There’s no family left to greet Ronan Callahan (Moe Dunford of “Vikings”) when he emerges from a long prison stint, and the rural community he left behind won’t be glad to see him back. He settles as best he can into the near-ruins of his late father’s farmhouse, hoping to fix it up for sale.
But there’s an intruder to be dealt with on the property. Sean McKenna (Lorcan Cranitch) has spent these last 15 years digging one hole after another on the Callahans’ land, hoping to find the corpse of the daughter he and everyone else (including the court) assumed Ronan killed in a drunken rage. Even Ronan believes he’s guilty, though he has no memory of the crime. All he knows is that he blacked out after yet another fight at the pub with his on/off girlfriend.

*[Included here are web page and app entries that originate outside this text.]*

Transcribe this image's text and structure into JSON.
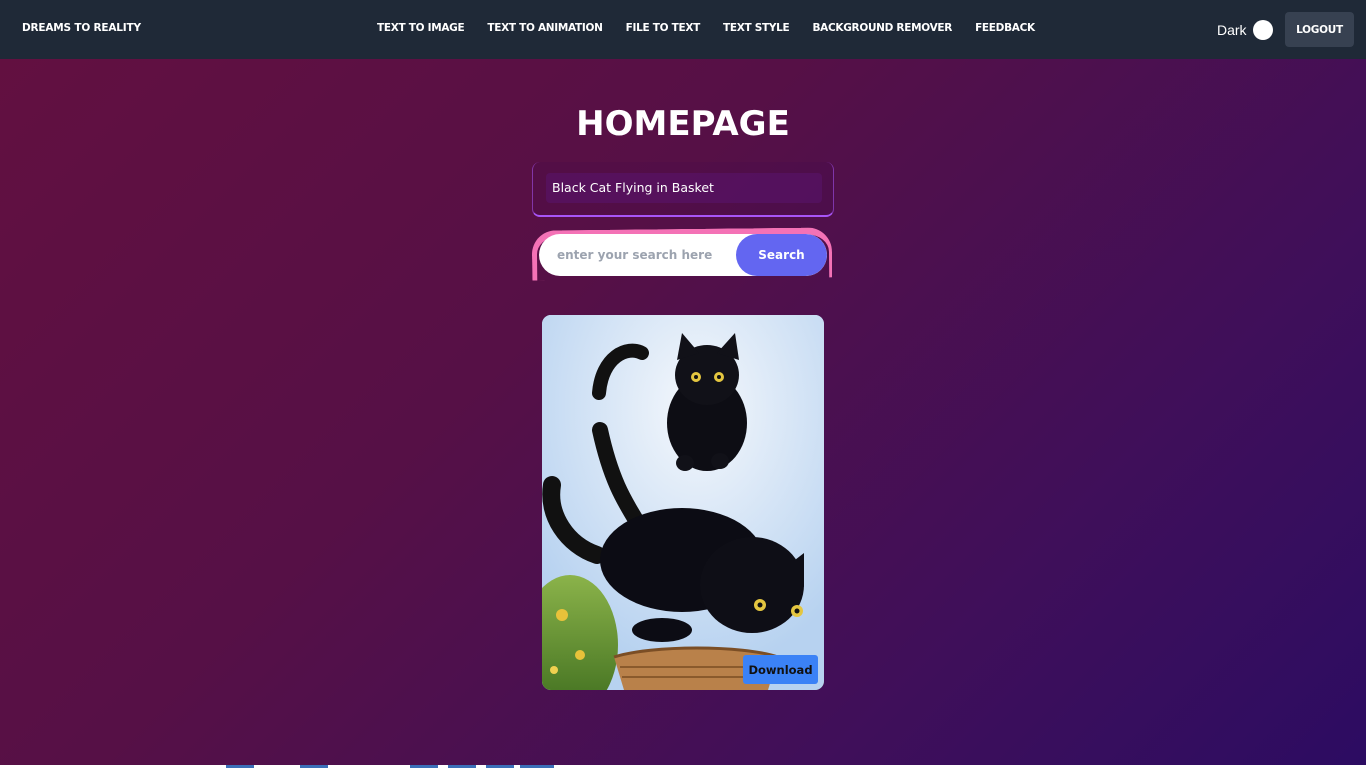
{
  "navbar": {
    "brand": "DREAMS TO REALITY",
    "links": [
      {
        "label": "TEXT TO IMAGE"
      },
      {
        "label": "TEXT TO ANIMATION"
      },
      {
        "label": "FILE TO TEXT"
      },
      {
        "label": "TEXT STYLE"
      },
      {
        "label": "BACKGROUND REMOVER"
      },
      {
        "label": "FEEDBACK"
      }
    ],
    "theme_label": "Dark",
    "logout_label": "LOGOUT"
  },
  "main": {
    "title": "HOMEPAGE",
    "prompt_text": "Black Cat Flying in Basket",
    "search": {
      "placeholder": "enter your search here",
      "value": "",
      "button_label": "Search"
    },
    "result": {
      "icon": "generated-image",
      "download_label": "Download"
    }
  },
  "colors": {
    "navbar": "#1f2937",
    "search_button": "#6366f1",
    "download_button": "#3b82f6",
    "glow": "#f472b6",
    "card_border": "#a855f7"
  }
}
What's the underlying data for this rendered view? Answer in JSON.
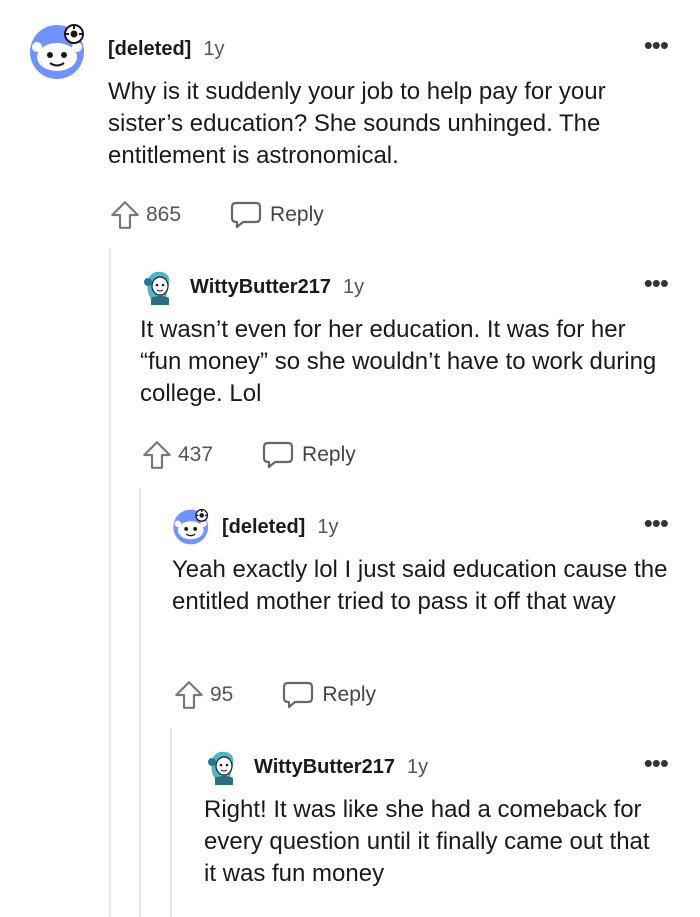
{
  "colors": {
    "text": "#1a1a1b",
    "meta": "#555555",
    "thread_line": "#e6e6e6",
    "snoo_blue": "#7193ff",
    "avatar_teal": "#4fb3c9"
  },
  "comments": [
    {
      "username": "[deleted]",
      "age": "1y",
      "text": "Why is it suddenly your job to help pay for your sister’s education? She sounds unhinged. The entitlement is astronomical.",
      "upvotes": "865",
      "reply_label": "Reply",
      "avatar": "deleted-snoo-icon"
    },
    {
      "username": "WittyButter217",
      "age": "1y",
      "text": "It wasn’t even for her education. It was for her “fun money” so she wouldn’t have to work during college. Lol",
      "upvotes": "437",
      "reply_label": "Reply",
      "avatar": "blue-hair-avatar-icon"
    },
    {
      "username": "[deleted]",
      "age": "1y",
      "text": "Yeah exactly lol I just said education cause the entitled mother tried to pass it off that way",
      "upvotes": "95",
      "reply_label": "Reply",
      "avatar": "deleted-snoo-icon"
    },
    {
      "username": "WittyButter217",
      "age": "1y",
      "text": "Right! It was like she had a comeback for every question until it finally came out that it was fun money",
      "avatar": "blue-hair-avatar-icon"
    }
  ]
}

As the bad-penny issue of a brutal home, he seems the only likely culprit.
Near-mad with undiminished grief, Sean won’t stop digging, so Ronan decides to join him, infuriating the surviving McKenna daughter, astringent Roberta (Emily Taaffe). But she as well as her pa eventually come to terms with the returned man’s toiling omnipresence. Less magnanimous are police chief Murphy (Francis Magee) as well as various angry locals who never doubted Ronan’s guilt and don’t think he’s yet paid enough of a penance.
Though well acted, these characters and their cantankerous relationships stir little involvement, as one day of fruitless excavation in the stark landscape follows another. “The Dig” plays too much as a conventional drama to work as a sort of existential purgatory; it’s not quite abstract enough on the one hand, and not plotty enough on the other. The result is grimly tedious. It doesn’t help at all that there is a big twist at the end — one that, after so much narrative minimalism, seems as silly and rote a resolution as “the butler did it.”

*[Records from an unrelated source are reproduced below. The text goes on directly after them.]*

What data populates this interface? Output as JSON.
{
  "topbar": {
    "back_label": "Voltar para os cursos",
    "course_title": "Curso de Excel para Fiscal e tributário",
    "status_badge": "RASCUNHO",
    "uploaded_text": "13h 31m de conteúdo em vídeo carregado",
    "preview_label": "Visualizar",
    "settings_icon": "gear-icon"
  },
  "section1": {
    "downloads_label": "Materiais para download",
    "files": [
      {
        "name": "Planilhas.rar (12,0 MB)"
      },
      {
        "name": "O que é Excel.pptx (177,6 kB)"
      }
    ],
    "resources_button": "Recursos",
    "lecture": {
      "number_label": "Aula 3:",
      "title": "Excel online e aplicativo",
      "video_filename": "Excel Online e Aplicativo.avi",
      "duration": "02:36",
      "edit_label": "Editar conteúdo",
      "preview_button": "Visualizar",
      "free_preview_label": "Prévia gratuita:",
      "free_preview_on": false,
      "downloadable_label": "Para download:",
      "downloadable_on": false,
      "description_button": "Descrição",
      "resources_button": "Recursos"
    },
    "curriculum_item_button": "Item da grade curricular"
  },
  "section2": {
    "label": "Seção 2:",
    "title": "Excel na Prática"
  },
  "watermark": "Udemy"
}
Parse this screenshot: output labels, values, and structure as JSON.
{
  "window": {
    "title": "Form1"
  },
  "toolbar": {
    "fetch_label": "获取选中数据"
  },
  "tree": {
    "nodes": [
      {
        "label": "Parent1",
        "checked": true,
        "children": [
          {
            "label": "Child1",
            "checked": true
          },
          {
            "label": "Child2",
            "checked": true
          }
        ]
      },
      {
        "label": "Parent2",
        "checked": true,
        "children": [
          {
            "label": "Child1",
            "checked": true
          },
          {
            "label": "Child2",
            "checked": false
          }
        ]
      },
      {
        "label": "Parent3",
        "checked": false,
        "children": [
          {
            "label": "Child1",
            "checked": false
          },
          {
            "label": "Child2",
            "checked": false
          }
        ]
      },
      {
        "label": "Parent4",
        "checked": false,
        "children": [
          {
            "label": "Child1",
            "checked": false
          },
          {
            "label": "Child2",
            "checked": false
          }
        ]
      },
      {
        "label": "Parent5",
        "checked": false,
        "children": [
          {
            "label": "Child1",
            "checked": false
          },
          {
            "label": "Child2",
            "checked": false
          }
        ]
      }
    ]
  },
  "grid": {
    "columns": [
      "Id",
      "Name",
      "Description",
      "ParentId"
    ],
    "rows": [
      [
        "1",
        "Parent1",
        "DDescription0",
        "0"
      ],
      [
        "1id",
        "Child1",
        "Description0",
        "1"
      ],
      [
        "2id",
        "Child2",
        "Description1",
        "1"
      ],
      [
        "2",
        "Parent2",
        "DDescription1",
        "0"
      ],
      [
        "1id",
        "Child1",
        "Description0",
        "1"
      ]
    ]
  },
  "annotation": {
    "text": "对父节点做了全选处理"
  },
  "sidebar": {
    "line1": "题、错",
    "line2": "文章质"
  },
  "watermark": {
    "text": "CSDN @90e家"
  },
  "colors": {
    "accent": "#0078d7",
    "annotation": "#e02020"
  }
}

Shot in Northern Ireland over 18 days, the film’s making was probably a more exciting test of stamina than what we witness onscreen. The assembly is competent, but this earnest slog doesn’t provide much clue as to why the Tohills thought their undercooked material was worth the effort.